==== DATA EXTRACT ====
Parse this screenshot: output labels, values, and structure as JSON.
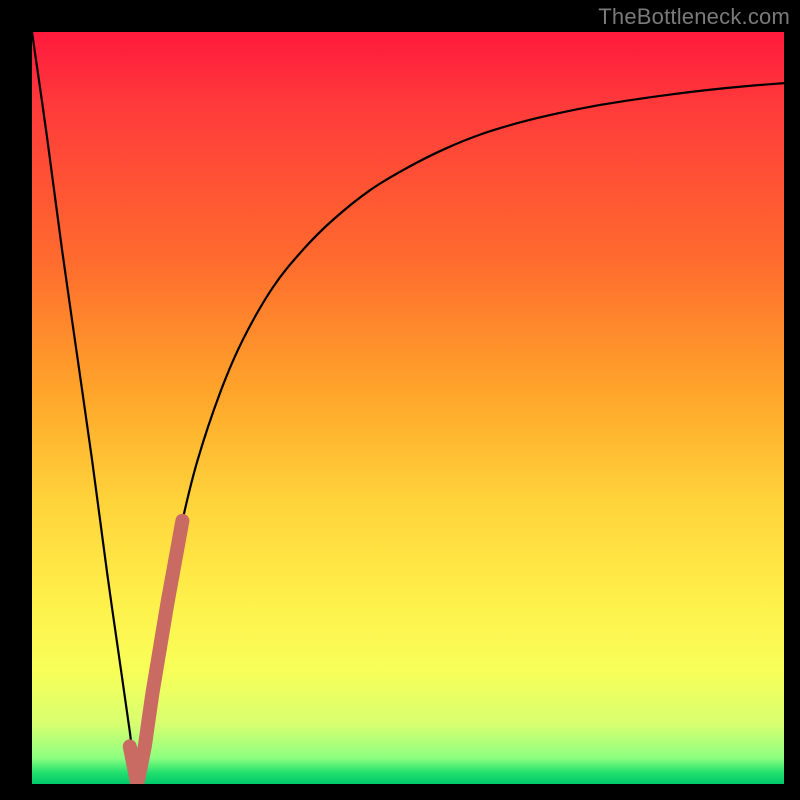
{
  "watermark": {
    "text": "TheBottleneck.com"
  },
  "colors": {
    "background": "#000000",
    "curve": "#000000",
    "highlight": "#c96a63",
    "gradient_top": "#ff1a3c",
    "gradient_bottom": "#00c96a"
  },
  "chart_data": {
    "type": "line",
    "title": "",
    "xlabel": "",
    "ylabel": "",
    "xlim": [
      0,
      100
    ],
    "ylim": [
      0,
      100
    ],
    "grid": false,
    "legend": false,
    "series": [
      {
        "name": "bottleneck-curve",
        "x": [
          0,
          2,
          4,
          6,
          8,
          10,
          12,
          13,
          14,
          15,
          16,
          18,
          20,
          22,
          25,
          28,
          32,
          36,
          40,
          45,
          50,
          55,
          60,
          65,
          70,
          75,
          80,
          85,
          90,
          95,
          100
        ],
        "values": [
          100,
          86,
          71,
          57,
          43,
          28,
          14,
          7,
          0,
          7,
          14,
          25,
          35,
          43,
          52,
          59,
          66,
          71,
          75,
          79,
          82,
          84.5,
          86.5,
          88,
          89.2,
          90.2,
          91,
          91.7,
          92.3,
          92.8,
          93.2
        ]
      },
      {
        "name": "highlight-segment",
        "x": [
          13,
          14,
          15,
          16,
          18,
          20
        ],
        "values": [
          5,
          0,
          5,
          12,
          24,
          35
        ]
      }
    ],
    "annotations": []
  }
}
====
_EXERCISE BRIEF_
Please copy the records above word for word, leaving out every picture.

_TASK SOLUTION_
Parse this screenshot: output labels, values, and structure as JSON.
{
  "watermark": {
    "text": "TheBottleneck.com"
  },
  "colors": {
    "background": "#000000",
    "curve": "#000000",
    "highlight": "#c96a63",
    "gradient_top": "#ff1a3c",
    "gradient_bottom": "#00c96a"
  },
  "chart_data": {
    "type": "line",
    "title": "",
    "xlabel": "",
    "ylabel": "",
    "xlim": [
      0,
      100
    ],
    "ylim": [
      0,
      100
    ],
    "grid": false,
    "legend": false,
    "series": [
      {
        "name": "bottleneck-curve",
        "x": [
          0,
          2,
          4,
          6,
          8,
          10,
          12,
          13,
          14,
          15,
          16,
          18,
          20,
          22,
          25,
          28,
          32,
          36,
          40,
          45,
          50,
          55,
          60,
          65,
          70,
          75,
          80,
          85,
          90,
          95,
          100
        ],
        "values": [
          100,
          86,
          71,
          57,
          43,
          28,
          14,
          7,
          0,
          7,
          14,
          25,
          35,
          43,
          52,
          59,
          66,
          71,
          75,
          79,
          82,
          84.5,
          86.5,
          88,
          89.2,
          90.2,
          91,
          91.7,
          92.3,
          92.8,
          93.2
        ]
      },
      {
        "name": "highlight-segment",
        "x": [
          13,
          14,
          15,
          16,
          18,
          20
        ],
        "values": [
          5,
          0,
          5,
          12,
          24,
          35
        ]
      }
    ],
    "annotations": []
  }
}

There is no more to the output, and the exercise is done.